Soup plate, Qianlong c.1740, with the arms of Freame
with Osgood in pretence
This nine inch soup plate, with the arms of Freame with Osgood ‘in pretence’ (indicating marriage with an heiress), is quite heavily potted and exceptionally finely painted, with strong black penwork in the grisaille flower sprays on the rim, and rich gilding on the baroque armorial which is interwoven with palm leaves and surmounted by a grotesque mask, both in turquoise enamel. The reverse with an Elinor Gordon label.
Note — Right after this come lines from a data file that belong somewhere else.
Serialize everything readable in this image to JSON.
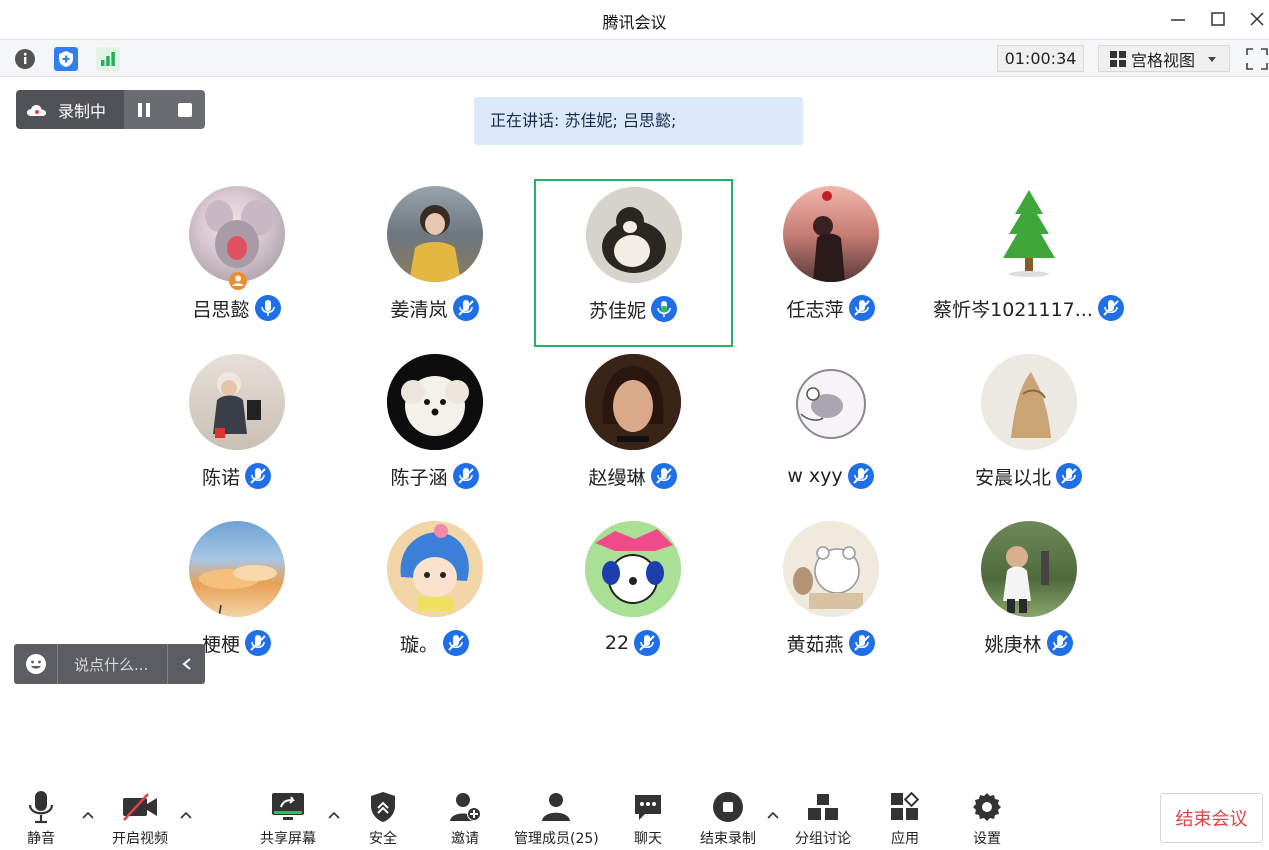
{
  "window": {
    "title": "腾讯会议"
  },
  "toolbar": {
    "timer": "01:00:34",
    "view_label": "宫格视图"
  },
  "recording": {
    "label": "录制中"
  },
  "speaking": {
    "text": "正在讲话: 苏佳妮; 吕思懿;"
  },
  "participants": [
    {
      "name": "吕思懿"
    },
    {
      "name": "姜清岚"
    },
    {
      "name": "苏佳妮"
    },
    {
      "name": "任志萍"
    },
    {
      "name": "蔡忻岑1021117..."
    },
    {
      "name": "陈诺"
    },
    {
      "name": "陈子涵"
    },
    {
      "name": "赵缦琳"
    },
    {
      "name": "w xyy"
    },
    {
      "name": "安晨以北"
    },
    {
      "name": "梗梗"
    },
    {
      "name": "璇。"
    },
    {
      "name": "22"
    },
    {
      "name": "黄茹燕"
    },
    {
      "name": "姚庚林"
    }
  ],
  "chat": {
    "placeholder": "说点什么..."
  },
  "bottom": {
    "mute": "静音",
    "video": "开启视频",
    "share": "共享屏幕",
    "security": "安全",
    "invite": "邀请",
    "manage": "管理成员(25)",
    "chat": "聊天",
    "end_record": "结束录制",
    "breakout": "分组讨论",
    "apps": "应用",
    "settings": "设置",
    "end_meeting": "结束会议"
  },
  "colors": {
    "accent_blue": "#1e6fe8",
    "active_green": "#21b463",
    "end_red": "#e0424a"
  }
}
Three services were made in the mid to late 1730s for the inter-related banking and merchant families of Barclay, Freame, Hanbury and Osgood. Two of these were for two of the children of John Freame, London goldsmith and banker, and his wife Priscilla Gould. Freame was proprietor of the bank of Freame & Gould at ‘The Sign of the Black Spread Eagle’ and ‘The Sign of the Three Crowns’ in Lombard Street which would eventually become Barclays Bank after the marriage in 1723 of his daughter Priscilla Freame to David Barclay (the first service). The eagle and three crowns would remain as the bank’s logo into the mid 20th century.
Priscilla’s brother, Joseph Freame, married in 1728 Ann Osgood, for whom this present second service was made. Ann’s cousin, Anna Osgood, married in 1730 John Hanbury, the Quaker tobacco merchant, one of the leading London Virginia merchants who had vast plantation holdings in Virginia, Maryland and Ohio – for whom the third service was made. The same Osgood arms are in the centre of both services.
Reference : Howard, David S.; Chinese Armorial Porcelain, Volume I, p.295
Condition : Very small reverse edge chips filled, otherwise perfect with strong and original enamels